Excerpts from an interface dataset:
+ + + + +

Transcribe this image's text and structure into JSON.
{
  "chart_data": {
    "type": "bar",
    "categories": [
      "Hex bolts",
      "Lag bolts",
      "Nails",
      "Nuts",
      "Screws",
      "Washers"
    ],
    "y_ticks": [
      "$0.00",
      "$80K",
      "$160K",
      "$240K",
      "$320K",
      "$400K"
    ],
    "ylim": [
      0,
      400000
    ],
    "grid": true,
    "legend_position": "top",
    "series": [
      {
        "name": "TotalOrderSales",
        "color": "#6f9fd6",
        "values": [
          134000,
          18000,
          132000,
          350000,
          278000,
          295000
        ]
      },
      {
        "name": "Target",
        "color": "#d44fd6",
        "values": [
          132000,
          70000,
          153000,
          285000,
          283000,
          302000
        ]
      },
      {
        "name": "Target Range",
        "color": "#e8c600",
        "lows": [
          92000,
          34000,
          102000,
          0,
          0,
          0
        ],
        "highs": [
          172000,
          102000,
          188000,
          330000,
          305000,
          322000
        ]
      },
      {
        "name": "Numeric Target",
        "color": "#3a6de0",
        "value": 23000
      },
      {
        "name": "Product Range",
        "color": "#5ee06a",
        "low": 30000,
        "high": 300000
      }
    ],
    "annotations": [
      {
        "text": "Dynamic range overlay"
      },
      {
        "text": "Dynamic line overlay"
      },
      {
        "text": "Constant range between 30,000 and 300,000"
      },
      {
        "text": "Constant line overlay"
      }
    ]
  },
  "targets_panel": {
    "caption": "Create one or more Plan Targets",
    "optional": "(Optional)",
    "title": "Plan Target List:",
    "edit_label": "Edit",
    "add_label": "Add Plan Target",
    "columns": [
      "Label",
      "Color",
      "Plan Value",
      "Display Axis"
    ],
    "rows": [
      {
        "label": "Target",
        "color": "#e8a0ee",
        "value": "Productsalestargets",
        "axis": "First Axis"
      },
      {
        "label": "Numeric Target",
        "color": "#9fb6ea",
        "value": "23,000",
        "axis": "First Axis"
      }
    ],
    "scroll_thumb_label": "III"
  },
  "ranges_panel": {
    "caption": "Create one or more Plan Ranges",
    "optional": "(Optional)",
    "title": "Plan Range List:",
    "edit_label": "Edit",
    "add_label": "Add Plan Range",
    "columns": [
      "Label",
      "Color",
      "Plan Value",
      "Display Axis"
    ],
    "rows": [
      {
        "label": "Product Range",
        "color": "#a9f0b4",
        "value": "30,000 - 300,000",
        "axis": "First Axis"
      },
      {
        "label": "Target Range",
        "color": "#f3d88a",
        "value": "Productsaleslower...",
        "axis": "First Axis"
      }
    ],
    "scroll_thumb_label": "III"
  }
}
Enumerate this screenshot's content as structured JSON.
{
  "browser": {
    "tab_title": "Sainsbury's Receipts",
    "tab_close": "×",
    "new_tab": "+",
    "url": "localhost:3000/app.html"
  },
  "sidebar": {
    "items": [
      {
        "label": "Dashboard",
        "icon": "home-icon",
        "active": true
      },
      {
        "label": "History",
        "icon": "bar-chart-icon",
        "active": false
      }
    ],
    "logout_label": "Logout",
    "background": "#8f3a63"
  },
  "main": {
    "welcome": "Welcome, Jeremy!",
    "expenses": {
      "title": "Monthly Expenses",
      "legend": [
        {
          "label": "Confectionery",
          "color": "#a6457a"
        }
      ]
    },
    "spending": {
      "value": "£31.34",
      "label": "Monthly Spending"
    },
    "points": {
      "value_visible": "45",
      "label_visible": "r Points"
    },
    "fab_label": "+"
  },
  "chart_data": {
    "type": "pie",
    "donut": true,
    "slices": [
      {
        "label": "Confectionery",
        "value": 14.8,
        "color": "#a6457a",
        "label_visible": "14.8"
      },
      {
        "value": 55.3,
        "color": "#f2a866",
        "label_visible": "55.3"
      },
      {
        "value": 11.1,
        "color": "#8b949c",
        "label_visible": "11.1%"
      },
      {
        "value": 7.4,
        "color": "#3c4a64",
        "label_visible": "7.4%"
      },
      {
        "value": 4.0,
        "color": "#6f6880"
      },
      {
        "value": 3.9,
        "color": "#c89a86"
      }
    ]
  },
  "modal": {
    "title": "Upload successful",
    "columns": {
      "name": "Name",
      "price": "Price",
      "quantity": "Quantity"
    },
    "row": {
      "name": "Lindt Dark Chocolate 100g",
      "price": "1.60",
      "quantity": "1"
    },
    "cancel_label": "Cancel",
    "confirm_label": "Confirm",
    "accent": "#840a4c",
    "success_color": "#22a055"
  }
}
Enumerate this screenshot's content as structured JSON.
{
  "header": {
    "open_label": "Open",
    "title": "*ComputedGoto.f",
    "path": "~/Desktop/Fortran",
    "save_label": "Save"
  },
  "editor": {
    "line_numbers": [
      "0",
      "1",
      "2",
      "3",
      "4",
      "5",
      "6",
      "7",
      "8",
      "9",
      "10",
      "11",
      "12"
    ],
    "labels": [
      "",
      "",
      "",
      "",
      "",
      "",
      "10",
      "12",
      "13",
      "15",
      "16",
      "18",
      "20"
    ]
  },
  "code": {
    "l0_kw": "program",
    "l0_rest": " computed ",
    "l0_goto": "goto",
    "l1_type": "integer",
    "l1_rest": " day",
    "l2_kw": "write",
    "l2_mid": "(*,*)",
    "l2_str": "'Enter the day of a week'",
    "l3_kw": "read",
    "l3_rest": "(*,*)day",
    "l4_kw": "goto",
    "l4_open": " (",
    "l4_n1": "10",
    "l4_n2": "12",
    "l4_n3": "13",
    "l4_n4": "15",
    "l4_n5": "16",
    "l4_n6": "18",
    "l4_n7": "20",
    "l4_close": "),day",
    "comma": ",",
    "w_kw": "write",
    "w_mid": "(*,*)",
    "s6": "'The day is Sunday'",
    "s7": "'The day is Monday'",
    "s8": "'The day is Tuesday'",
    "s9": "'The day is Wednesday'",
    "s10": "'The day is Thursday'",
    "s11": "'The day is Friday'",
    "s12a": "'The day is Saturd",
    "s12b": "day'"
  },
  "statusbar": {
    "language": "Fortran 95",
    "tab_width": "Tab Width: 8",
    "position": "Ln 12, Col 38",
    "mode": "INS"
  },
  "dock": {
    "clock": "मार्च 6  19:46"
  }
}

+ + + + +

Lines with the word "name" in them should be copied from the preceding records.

        "name": "TotalOrderSales",
        "name": "Target",
        "name": "Target Range",
        "name": "Numeric Target",
        "name": "Product Range",
      "name": "Name",
      "name": "Lindt Dark Chocolate 100g",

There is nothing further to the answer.